- Pay attention to baby-friendly care (ways of lifting and carrying the child, etc.), and give your little one opportunities to bear weight on both sides of his or her body. Avoid “forcing” the child to stand upright too early in life.
- Try to alternate between sides while feeding.
2. CONSTANT MOVEMENT
- Make sure that your baby changes positions frequently.
- Avoid putting your baby on soft surfaces and aviod using pillows — changing body position on a soft mattress is much more difficult for the baby.
- For the first 3-4 months, avoid putting your baby in any kind of equipment that might limit his or her mobility. It has been proven that a reclining position — like in a baby bouncer — can lead to flat head syndrome or persistent asymmetry.
3. A VARIETY OF EXPERIENCES
- Let the child experience symmetry and “feel” the center of his or her body (play with your baby while he or she is lying in your lap, clap the child’s hands together, or touch the right foot with the left hand — and vice versa).
- Gently roll the child from side-to-side, thereby weighing down one side of the body, then the other…
And that’s only the beginning! For more playtime activities which support SYMMETRY and prevent ASYMMETRY, check-out my e-book! It’s really easy to implement games and exercises into your daily routine — and it’s so WORTH it! I promise you the benefits they bring are invaluable. 😉
WHAT RED FLAGS SHOULD CATCH YOUR ATTENTION?
- If, from birth, your baby turns his or her head only to one side and has difficulty turning it in the other direction.
- If, at the end of the 2nd and into the 3rd month of life, your baby, even for a moment, is not able to keep his or her head positioned at the midline of the body — or has difficulty focusing his or her eyes or following a moving object.
- The baby’s head begins to flatten in any way.
- If we notice signs of facial asymmetry (one eye or one cheek seems larger than the other).

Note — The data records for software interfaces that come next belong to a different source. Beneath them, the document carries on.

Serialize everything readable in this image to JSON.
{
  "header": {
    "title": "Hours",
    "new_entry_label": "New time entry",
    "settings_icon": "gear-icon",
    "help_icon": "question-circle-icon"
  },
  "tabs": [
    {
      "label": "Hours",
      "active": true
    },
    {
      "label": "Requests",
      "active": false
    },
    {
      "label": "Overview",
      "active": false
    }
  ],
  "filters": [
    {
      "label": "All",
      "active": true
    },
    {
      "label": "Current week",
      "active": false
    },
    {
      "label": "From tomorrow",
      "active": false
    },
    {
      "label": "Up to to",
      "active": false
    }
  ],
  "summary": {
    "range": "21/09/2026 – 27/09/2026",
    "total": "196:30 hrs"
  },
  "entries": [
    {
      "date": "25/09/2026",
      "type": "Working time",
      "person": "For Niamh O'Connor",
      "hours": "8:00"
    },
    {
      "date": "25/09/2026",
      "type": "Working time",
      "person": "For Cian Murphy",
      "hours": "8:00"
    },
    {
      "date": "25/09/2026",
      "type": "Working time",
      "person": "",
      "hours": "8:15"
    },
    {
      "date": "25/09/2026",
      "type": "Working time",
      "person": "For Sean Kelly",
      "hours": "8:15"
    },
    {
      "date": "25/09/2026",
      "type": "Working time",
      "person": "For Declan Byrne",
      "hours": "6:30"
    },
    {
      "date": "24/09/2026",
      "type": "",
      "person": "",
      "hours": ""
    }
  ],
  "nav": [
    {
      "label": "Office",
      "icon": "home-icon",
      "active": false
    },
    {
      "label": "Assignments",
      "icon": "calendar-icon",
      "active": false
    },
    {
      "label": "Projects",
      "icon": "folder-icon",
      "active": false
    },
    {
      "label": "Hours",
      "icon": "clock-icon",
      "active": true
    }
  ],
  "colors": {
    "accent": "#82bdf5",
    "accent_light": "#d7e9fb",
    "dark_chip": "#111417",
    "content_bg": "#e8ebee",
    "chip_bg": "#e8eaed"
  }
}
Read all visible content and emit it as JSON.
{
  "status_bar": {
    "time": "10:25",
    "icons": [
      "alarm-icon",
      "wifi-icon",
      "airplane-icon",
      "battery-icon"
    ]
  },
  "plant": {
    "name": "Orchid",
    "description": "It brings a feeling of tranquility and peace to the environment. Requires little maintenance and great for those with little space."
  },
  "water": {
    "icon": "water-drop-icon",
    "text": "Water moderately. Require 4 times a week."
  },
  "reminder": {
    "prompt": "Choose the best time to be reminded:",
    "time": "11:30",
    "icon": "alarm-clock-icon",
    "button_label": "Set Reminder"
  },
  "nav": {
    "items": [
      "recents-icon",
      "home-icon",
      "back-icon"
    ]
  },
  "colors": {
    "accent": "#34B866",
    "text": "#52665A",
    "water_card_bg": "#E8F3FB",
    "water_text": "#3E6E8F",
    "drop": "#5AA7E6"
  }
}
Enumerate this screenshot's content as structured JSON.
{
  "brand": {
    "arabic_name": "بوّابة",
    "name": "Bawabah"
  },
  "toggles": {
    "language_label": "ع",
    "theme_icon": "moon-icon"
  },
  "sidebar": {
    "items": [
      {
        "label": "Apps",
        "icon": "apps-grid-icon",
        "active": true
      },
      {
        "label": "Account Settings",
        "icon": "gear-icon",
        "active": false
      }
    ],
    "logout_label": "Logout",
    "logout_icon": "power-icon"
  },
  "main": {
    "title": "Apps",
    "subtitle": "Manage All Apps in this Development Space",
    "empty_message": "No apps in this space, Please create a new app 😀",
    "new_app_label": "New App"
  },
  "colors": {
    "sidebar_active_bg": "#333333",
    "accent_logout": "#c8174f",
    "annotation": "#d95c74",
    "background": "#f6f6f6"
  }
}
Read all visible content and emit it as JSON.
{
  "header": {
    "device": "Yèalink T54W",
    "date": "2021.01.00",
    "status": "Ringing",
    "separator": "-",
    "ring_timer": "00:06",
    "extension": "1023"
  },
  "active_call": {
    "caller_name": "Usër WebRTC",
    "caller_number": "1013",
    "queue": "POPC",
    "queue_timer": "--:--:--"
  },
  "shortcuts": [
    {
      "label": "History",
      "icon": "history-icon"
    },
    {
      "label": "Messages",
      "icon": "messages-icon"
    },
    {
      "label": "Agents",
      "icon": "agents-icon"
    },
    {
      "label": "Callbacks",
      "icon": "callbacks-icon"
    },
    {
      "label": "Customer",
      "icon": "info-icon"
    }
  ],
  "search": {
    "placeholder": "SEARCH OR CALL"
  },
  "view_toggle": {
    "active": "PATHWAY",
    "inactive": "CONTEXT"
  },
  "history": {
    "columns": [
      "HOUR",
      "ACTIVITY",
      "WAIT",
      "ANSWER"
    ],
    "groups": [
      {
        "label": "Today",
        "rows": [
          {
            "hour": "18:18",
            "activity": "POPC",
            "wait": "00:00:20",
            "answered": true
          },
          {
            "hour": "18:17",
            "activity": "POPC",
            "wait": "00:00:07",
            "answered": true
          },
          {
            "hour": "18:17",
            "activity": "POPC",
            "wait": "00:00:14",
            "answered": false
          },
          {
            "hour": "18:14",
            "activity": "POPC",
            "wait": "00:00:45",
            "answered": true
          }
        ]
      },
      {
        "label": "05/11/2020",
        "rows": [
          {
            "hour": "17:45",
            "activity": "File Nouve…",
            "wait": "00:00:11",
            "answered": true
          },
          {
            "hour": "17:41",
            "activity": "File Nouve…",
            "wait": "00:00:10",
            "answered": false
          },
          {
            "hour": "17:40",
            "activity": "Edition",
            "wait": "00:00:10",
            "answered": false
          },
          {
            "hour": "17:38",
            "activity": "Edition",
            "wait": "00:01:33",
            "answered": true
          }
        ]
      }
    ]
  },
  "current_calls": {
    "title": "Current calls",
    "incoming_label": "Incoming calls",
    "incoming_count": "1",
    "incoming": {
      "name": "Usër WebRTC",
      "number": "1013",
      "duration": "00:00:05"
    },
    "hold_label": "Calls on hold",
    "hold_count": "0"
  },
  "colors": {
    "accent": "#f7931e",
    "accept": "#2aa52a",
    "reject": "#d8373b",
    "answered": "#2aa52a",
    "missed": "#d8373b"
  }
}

- The child puts only one hand in his or her mouth.
- If, at the end of the 3rd and into the 4th month of life, when we look at the baby from above we see that the shoulders and hips are not parallel to each other.
- If, at the end of the 3rd month of life, the child doesn’t enjoy lying on his or her tummy — or has difficulty maintaining balance in this position.
- When working on achieving symmetry, the position of the head is very important. Why? Because it really is a starting point for everything else. That is also why, during our daily routine, it is good to keep in mind those playtime activities that encourage focusing of the eyes, lead the eyes to the midline of the body, and gradually bring the focus downward.
It is very difficult to achieve bodily symmetry when the child’s head is in a position like this:
- At the end of the 3rd and into the 4th month of life, achieving and maintaining bodily symmetry does NOT mean that the child won’t move his or her body into an asymmetrical position ever again! Actively shortening and elongating the body’s sides is a very useful ability to have in the future! The rule is, however, that the child is in CONTROL of this asymmetry — not other way around!
Of course, it would be too good to be true if these tips could completely protect your baby from asymmetry — and you from a ton of stress.
However, one thing is guaranteed: With these things in mind, we can be certain that we have done everything in our power to avoid the manifestation or persistence of asymmetry. We then can leave the rest to specialists. 🙂
You may also be interested in:
Put symmetry to practice through play! Learn how to help your baby find the midline of his or her body – and how both of you can have fun doing it! Check out these ideas for playtime — from birth to first steps — in the following e-book:
E-book: A COLLECTION OF IDEAS FOR THE MOST FUN PLAYTIME WITH YOUR CHILD
- Michalska A., Szczukocki M., Szwilling Z., Wendor J. (2016). “Differential Diagnosis of Asymmetry in Infants:” Developmental Period Medicine, XX, 4
- Bly L. (2011). “Components of Typical and Atypical Motor Development:” Neuro-Developmental Treatment Association. Laguna Beach , 31-33.
- Persing et al. (2003). Prevention and Management of Positional Skull Deformities in Infants.